The United States on Thursday targeted 10 individuals in a new round of sanctions aimed at containing Russian influence in the Western Balkans, the U.S. Treasury said.
The Treasury also imposed sanctions on 20 entities, including 11 based in Russia, in line with executive orders related to the Western Balkans and Russia, according to a Treasury website.
The Western Balkans-related sanctions are the latest imposed by the United States on politicians, other individuals and organizations designed to contain Russian efforts to prevent the region's integration into international institutions, the Treasury said.
The sanctions freeze all property and other assets those targeted have in the United States or are controlled by U.S. citizens and generally prohibit Americans from doing business with them.
Those hit with sanctions are individuals from Serbia, Bosnia and Herzegovina, Montenegro and North Macedonia.
They include Savo Cvijetinovic, a senior official of the political party led by Milorad Dodik, the pro-Russia leader of Republika Srpska, or R.S., the Serb-dominated half of Bosnia and Herzegovina.
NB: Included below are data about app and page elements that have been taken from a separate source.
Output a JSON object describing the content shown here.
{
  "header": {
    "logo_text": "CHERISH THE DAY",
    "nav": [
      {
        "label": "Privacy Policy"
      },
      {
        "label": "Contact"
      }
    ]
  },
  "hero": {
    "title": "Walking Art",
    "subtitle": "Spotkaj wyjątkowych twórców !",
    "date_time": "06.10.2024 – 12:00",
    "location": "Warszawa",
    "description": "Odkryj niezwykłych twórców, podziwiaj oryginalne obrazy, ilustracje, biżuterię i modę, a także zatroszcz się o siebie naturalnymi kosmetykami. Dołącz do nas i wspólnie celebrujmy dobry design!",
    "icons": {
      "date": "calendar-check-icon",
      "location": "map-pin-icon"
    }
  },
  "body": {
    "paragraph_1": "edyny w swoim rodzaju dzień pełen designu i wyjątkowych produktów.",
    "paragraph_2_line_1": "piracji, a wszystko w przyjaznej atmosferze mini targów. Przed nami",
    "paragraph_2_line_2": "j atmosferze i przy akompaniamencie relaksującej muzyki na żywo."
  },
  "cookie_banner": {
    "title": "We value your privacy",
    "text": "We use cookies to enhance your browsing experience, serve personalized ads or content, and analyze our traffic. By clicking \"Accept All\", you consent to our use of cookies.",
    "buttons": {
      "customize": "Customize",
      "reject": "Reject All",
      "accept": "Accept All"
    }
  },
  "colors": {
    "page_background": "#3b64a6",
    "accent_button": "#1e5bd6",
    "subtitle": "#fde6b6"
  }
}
Dodik already is under U.S. sanctions for alleged corruption and promoting the secession of the Serb Republic.
Cvijetinovic is the R.S. representative of a firm owned by a former Russian Air Force deputy chief that 'facilitated the illegal transfer' of Ukrainian-made helicopter engines to Russia, the statement said.
Cvijetinovic told Bosnian Serb news agency SRNA that he suspected the U.S. sanctions were politically motivated, and that the company he represented has legal business with Ukraine and Russia. He said it had supplied spare engine parts, rather than engines.
Also targeted was Petar Djokic, Dodik's minister of industry, energy and mining, who signed an agreement with a Croatian counterpart to build a pipeline from Croatia to a Russia-owned refinery in the Serb Republic.
Djokic's Socialist Party said in a statement that the sanctions were 'the biggest strike' against the accords that ended the 1992-95 Bosnia war 'and the future cooperation and dialogue' in the country.
Dodik's Moscow representative, Dusko Perovic, was sanctioned for lobbying for meetings between Dodik and Russian President Vladimir Putin, serving as a go-between for the Serb Republic government and an unidentified Russian billionaire and working for two of the billionaire's firms, Treasury said.
Perovic told SRNA he was not involved in any business in Russia and said that his main duty was to lobby for the R.S. and Dodik, and 'if this is a sin for Americans ... I have no objections.'
In 2022, Dodik said the United States was accusing him of corruption despite the absence of any criminal proceeding against him.